▸ Work to complete:
Reading through the lines below, count those that include the string "name"; the answer is that number and nothing else.

Data items:

* * * * * * * * *

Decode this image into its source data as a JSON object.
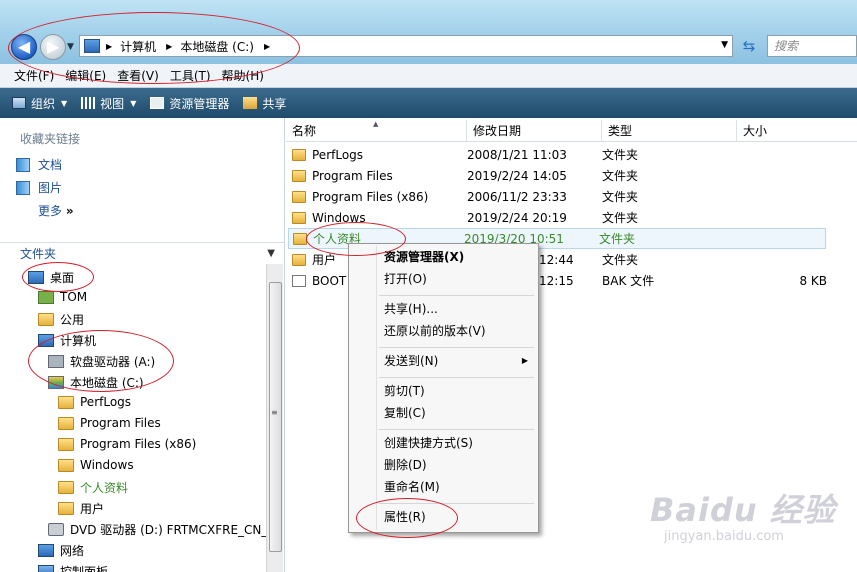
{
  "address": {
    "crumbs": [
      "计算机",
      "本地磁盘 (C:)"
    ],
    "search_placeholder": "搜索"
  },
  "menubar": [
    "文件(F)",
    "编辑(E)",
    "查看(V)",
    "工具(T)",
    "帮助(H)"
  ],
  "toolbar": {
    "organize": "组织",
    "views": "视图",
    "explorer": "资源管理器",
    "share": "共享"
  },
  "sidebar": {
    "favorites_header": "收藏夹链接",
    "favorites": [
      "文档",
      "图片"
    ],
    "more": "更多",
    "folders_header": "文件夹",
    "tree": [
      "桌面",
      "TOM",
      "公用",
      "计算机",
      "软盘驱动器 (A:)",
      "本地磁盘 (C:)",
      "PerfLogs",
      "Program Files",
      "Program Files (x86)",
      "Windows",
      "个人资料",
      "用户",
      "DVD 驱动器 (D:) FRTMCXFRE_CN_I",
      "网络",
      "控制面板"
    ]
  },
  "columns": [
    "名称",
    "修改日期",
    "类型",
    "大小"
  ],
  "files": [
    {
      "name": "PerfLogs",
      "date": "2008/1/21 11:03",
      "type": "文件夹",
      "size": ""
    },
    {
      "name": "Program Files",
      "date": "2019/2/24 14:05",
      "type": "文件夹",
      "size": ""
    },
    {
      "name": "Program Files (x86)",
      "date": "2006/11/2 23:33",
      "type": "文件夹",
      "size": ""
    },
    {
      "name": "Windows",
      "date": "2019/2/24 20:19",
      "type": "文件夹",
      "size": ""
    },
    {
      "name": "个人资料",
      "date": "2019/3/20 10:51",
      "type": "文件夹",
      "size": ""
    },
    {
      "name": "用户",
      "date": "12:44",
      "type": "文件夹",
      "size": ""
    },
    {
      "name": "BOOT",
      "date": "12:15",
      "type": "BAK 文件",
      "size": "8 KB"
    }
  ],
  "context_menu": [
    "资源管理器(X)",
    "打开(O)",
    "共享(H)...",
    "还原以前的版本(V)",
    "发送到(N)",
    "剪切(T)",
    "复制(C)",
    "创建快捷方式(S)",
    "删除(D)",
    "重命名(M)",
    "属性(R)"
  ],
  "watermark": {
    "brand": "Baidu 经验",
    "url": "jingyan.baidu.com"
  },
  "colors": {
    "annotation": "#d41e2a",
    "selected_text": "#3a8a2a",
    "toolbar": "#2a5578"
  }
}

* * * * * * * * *

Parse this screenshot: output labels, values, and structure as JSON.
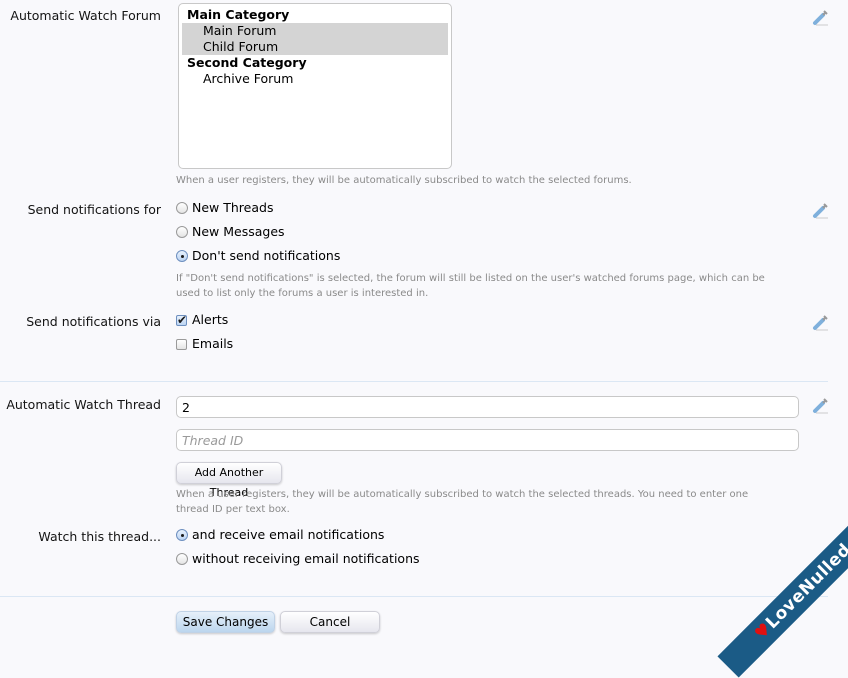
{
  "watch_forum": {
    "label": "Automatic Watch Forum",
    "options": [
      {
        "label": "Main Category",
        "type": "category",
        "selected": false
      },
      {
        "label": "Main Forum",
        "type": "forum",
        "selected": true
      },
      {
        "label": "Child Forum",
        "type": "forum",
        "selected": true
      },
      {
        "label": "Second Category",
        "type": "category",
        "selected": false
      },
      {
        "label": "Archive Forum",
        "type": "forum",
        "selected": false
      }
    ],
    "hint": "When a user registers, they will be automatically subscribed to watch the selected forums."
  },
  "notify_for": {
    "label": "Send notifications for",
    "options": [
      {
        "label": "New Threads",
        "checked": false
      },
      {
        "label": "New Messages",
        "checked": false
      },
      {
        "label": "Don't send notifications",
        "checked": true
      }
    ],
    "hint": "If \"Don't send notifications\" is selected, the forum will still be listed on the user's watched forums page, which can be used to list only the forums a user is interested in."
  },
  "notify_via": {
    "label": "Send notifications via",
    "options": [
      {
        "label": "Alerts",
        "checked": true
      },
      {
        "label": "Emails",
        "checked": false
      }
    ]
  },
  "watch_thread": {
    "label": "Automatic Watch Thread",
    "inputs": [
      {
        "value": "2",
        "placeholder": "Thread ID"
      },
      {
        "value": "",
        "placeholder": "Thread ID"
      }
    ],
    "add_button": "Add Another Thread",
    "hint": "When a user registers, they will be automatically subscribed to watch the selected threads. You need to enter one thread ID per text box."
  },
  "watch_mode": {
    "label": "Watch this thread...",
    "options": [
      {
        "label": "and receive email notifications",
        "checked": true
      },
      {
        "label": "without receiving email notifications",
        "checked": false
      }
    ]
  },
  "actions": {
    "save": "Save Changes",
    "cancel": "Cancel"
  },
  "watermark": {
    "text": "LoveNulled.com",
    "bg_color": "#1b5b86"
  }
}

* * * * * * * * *

▸ The answer:
7